While at the CFEACB, Lutz worked with other leading scientists and intellectuals to formulate policy on diverse matters including the development of the sciences and the protection of the environment. Lutz’s work in the CFEACB demonstrated her interest in supporting the growth of scientific institutions in Brazil and connecting those institutions to larger political goals. She also became active in museum studies, participating in international conferences and publishing on the subject in Brazil. Her scientific organizing placed her in a less-than radical public position, one which feminists seized upon when they began lobbying Vargas to include a woman delegate to the UN.

At the UN Conference, Lutz proved instrumental in changing the Charter’s language and in creating the UN’s Commission on the Status of Women (CSW). In 1948, she, along with  Virginia Gildersleeves of the U.S., Minerva Bernardino of the Dominican Republic, and Wu Yi-Tang of China, were the only women to sign the UN’s Declaration of Human Rights. As UN historian Hilkka Pietilä writes, “[These women] were instrumental in the movement that demanded the Preamble to the UN Charter reaffirm not only nations’ ‘faith in fundamental human rights’ and ‘the dignity and worth of the human person,’ but in ‘the equal rights of men and women.’”

Only months after Lutz’s return to Brazil, Vargas was deposed in a coup. In a November 2, 1945 letter to her brother Gualter, Lutz flipped the gendered script of the Estado Novo when expressing her views on the coup: “one can’t help feeling a bit sorry for him. At the last every one of his creatures abandoned him.”[1] The country’s patriarch had fallen and needed taking care of. Perhaps Lutz felt endearment to the man who had helped win the vote for women (before taking it away) and who had sent her to the UN.

Whatever her feelings for Vargas, Lutz’s actions at the UN in favor of international democracy surely influenced politics back in Brazil. When Lutz’s feminist ambitions to advance women’s political participation faltered at home, her efforts to promote gender equality in science flourished. And this dedication to science allowed Lutz to return to international feminist activism, where her participation in the creation of an international democratic framework perhaps weakened fascist rule in Brazil. Both frogs and feminism helped Bertha Lutz defy fascism at home and abroad.

  1. Museu Nacional, coleção Bertha Lutz, correspondência, document 115/9.

Further Reading:

Susan K. Besse, Restructuring Patriarchy: The Modernization of Gender Inequality in Brazil, 1914-1940 (Chapel Hill: University of North Carolina Press, 1996).

Katherine M. Marino, “Transnational Pan-American Feminism: The Friendship of Bertha Lutz and Mary Wilhelmine Williams, 1926-1944,” Journal of Women’s History 26, no. 2 (2014): 63-87.

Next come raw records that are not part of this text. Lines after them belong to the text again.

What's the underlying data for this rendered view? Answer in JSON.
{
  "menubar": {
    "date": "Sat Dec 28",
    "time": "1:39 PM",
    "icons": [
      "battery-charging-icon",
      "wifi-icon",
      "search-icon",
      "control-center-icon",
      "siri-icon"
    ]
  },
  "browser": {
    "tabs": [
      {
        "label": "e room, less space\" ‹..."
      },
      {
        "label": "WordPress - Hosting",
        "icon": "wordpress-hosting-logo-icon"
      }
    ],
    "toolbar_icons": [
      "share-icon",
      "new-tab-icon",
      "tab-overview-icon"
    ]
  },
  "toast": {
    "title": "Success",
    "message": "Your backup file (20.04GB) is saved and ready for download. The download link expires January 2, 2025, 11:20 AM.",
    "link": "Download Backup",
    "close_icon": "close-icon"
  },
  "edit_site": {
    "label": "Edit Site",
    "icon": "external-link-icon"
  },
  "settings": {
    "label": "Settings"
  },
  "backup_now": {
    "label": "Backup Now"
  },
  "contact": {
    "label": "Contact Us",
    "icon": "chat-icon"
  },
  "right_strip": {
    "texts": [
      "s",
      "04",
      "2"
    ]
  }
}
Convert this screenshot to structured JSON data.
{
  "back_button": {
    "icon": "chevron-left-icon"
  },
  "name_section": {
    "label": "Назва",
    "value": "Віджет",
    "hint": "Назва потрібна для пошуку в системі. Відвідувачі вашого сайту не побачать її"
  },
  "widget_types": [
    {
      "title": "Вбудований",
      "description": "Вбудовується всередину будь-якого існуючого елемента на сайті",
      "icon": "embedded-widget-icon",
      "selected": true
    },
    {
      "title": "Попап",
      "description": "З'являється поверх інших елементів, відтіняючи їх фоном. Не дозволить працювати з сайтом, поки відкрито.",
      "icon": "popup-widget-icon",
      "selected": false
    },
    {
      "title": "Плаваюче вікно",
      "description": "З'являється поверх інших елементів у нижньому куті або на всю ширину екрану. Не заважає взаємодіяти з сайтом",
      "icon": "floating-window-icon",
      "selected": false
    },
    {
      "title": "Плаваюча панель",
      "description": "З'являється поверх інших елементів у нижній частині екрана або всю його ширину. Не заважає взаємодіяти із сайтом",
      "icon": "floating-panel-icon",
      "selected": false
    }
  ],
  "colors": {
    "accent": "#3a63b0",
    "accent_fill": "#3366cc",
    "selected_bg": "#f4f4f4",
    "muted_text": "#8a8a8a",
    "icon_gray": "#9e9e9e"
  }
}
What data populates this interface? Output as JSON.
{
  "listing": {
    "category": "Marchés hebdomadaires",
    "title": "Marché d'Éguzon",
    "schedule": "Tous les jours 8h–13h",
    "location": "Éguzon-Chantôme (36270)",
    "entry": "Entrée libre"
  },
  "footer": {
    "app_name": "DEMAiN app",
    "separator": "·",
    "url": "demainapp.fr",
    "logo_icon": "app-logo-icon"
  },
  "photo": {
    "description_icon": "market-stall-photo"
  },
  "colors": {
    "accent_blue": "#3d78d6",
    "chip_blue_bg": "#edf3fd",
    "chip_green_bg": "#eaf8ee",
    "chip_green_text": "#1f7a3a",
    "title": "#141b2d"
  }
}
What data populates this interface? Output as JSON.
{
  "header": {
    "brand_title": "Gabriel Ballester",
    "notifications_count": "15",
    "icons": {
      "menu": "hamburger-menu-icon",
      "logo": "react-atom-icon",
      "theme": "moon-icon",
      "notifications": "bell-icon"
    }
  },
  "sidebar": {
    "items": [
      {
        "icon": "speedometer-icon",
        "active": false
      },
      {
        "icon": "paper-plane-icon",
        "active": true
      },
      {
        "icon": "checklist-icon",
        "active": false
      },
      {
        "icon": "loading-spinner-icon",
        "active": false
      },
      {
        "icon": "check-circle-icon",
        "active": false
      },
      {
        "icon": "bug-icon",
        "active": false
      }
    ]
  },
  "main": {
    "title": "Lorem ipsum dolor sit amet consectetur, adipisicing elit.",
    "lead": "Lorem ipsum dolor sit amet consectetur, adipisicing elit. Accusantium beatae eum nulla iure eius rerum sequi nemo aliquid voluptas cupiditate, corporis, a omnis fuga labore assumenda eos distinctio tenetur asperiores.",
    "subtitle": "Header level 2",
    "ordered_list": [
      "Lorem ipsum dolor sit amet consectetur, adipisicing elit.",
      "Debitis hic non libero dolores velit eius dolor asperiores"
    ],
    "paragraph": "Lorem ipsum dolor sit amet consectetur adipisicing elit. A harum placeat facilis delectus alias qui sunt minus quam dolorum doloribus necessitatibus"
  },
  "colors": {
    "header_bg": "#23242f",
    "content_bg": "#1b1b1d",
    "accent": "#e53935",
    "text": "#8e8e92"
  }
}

Cassia holds a PhD in Latin American history with a concentration in Gender Studies from UCLA. Beginning fall 2017, she will be a Marie Curie Sklodowska Fellow at the University of Edinburgh. Her research examines the history of reproductive health in relation to legal and medical policy in turn-of-the-century Rio de Janeiro, Brazil. She is a contributing writer at Nursing Clio. Follow her on Twitter.